A.J. saw Corey grind out a couple goals between the hashmarks. A.J. decided he had to start playing that way, too, and began putting up the points himself. The free tutorial was doomed to be short-lived, though.
"We don't have the NHL package any more. We had it for the first month as a preview. We decided not to pay for it," A.J. said. "It's a lot of money for what we make down here."
The buffet of NHL games will be missed, but probably not to the detriment of his game. That's because Perry, 22, decided to make a long-term investment in his career last summer.
Typically, he spent his off-seasons at his home in Peterborough. Last off-season, he decided to move to London, Ont., and train full-time with his brother.
A.J. already had a scoring touch, as evidenced by his 56 points in 45 games for Arizona of the CHL last season. A bit of refinement has him off to a strong start in the ECHL, with 6 goals and 5 assists in 12 games. In particular, A.J. credits his brother for a quicker release and a sharper one-timer.

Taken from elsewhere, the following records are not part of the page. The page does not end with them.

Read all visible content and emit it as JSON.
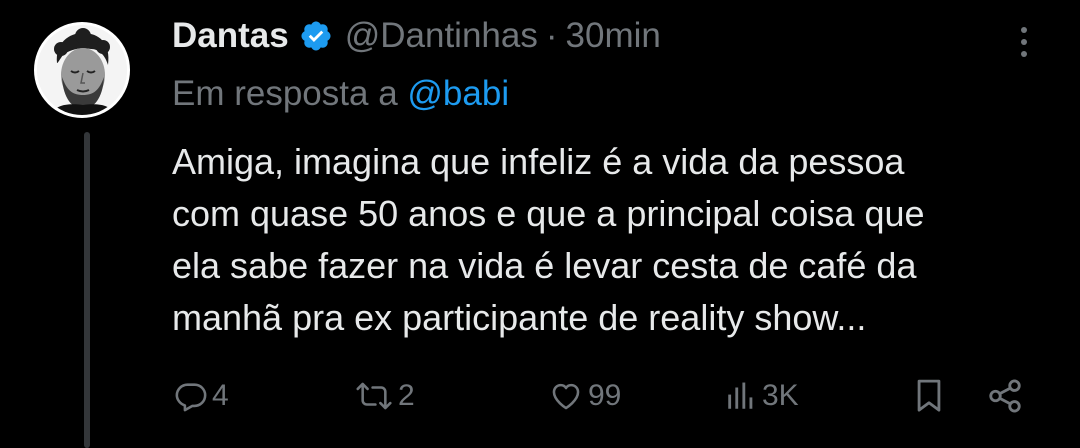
{
  "author": {
    "display_name": "Dantas",
    "handle": "@Dantinhas",
    "separator": "·",
    "time": "30min"
  },
  "reply": {
    "prefix": "Em resposta a",
    "handle": "@babi"
  },
  "body": {
    "lines": [
      "Amiga, imagina que infeliz é a vida da pessoa",
      "com quase 50 anos e que a principal coisa que",
      "ela sabe fazer na vida é levar cesta de café da",
      "manhã pra ex participante de reality show..."
    ]
  },
  "actions": {
    "replies": "4",
    "retweets": "2",
    "likes": "99",
    "views": "3K"
  },
  "colors": {
    "background": "#000000",
    "text": "#e7e9ea",
    "muted": "#71767b",
    "accent": "#1d9bf0",
    "thread_line": "#333639"
  },
  "icons": {
    "verified": "verified-badge-icon",
    "more": "more-vertical-icon",
    "reply": "reply-icon",
    "retweet": "retweet-icon",
    "like": "heart-icon",
    "views": "views-icon",
    "bookmark": "bookmark-icon",
    "share": "share-icon"
  }
}
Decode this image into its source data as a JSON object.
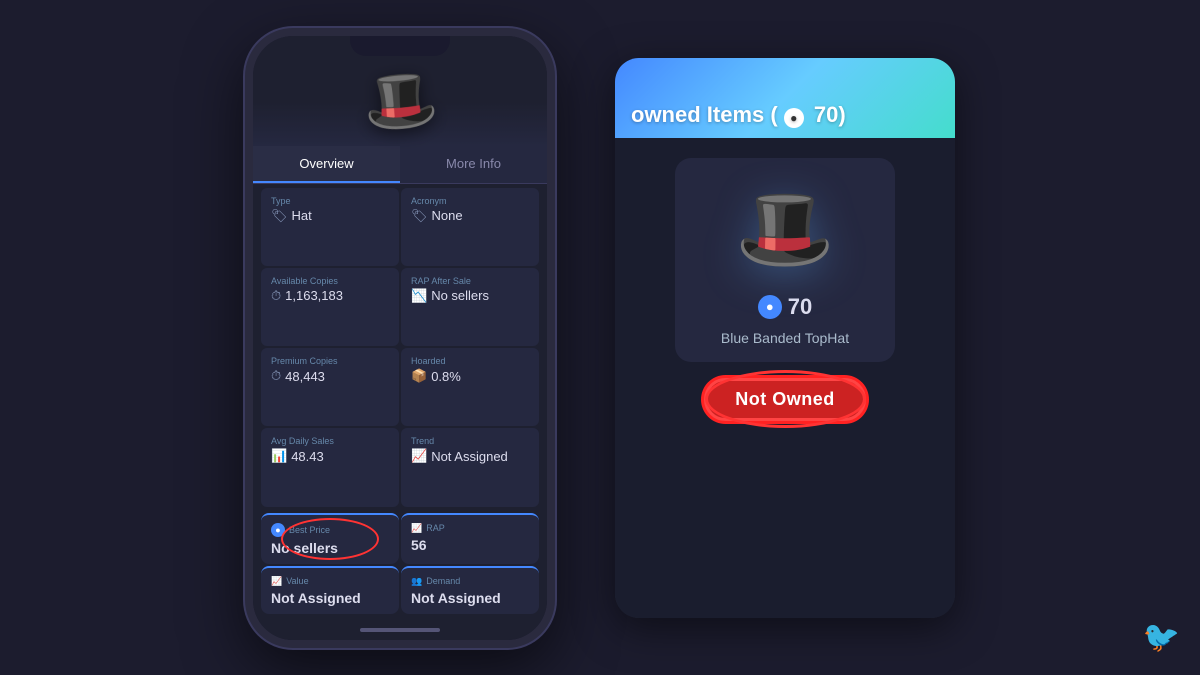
{
  "phone": {
    "hat_display": "🎩✨",
    "tabs": [
      {
        "label": "Overview",
        "active": true
      },
      {
        "label": "More Info",
        "active": false
      }
    ],
    "info_items": [
      {
        "icon": "🏷",
        "label": "Type",
        "value": "Hat"
      },
      {
        "icon": "🏷",
        "label": "Acronym",
        "value": "None"
      },
      {
        "icon": "⏱",
        "label": "Available Copies",
        "value": "1,163,183"
      },
      {
        "icon": "📉",
        "label": "RAP After Sale",
        "value": "No sellers"
      },
      {
        "icon": "⏱",
        "label": "Premium Copies",
        "value": "48,443"
      },
      {
        "icon": "📦",
        "label": "Hoarded",
        "value": "0.8%"
      },
      {
        "icon": "📊",
        "label": "Avg Daily Sales",
        "value": "48.43"
      },
      {
        "icon": "📈",
        "label": "Trend",
        "value": "Not Assigned"
      }
    ],
    "stats": [
      {
        "icon": "🔵",
        "label": "Best Price",
        "value": "No sellers",
        "highlight": true
      },
      {
        "icon": "📈",
        "label": "RAP",
        "value": "56",
        "highlight": false
      },
      {
        "icon": "📈",
        "label": "Value",
        "value": "Not Assigned",
        "highlight": false
      },
      {
        "icon": "👥",
        "label": "Demand",
        "value": "Not Assigned",
        "highlight": false
      }
    ]
  },
  "panel": {
    "header_title": "owned Items (●70)",
    "robux_price": "70",
    "item_name": "Blue Banded TopHat",
    "not_owned_label": "Not Owned"
  },
  "colors": {
    "accent": "#4488ff",
    "highlight_red": "#ff3333",
    "bg_dark": "#1e2030",
    "bg_mid": "#252840"
  }
}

"He knows the game. He works hard," A.J. said. "You can learn from anyone. Obviously, he's doing the right things. I try to take as much as I can from him."
Around the ECHL
-- Charlotte coach Derek Wilkinson
earned his 200th career win in the Checkers' 6-4 win over Elmira on Nov. 15. ... Elmira set multiple club and 2009-2010 ECHL team records in an 11-3 crushing of Gwinnett on Nov. 14, including most goals scored by the Jackals since the team joined the ECHL in 2007 and the most scored by any team this season; the largest margin of victory this season in the ECHL; the largest points total by a team this season (30); the most assists by a team this season (19); and most goals by an ECHL player in one game (Justin Donati
, four). ... Wheeling's Blair Yaworski
scored his first goal of the season Nov. 13 against Johnstown. Last year, playing for the Chiefs, Yaworski potted 11 of his 18 goals against the Nailers. ... Victoria's first three wins this season all came by shutout. ... Against Wheeling on Nov. 14, Chris Zarb
became the third Johnstown player to post a point in his debut after being acquired in-season. Jim McKenzie scored a goal Oct. 30 at Trenton and Bryan Marshall
had an assist Nov. 11 vs. Reading. ... Reading's loss in Johnstown on Nov. 11 extended what is now an eight game winless streak (0-6-2) for the Royals at the Chiefs. But the Royals' 3-2 win over Trenton on Nov. 13 snapped Reading's six-game losing streak against the Devils. ...The Royals have erased deficits in six of their eight wins this season.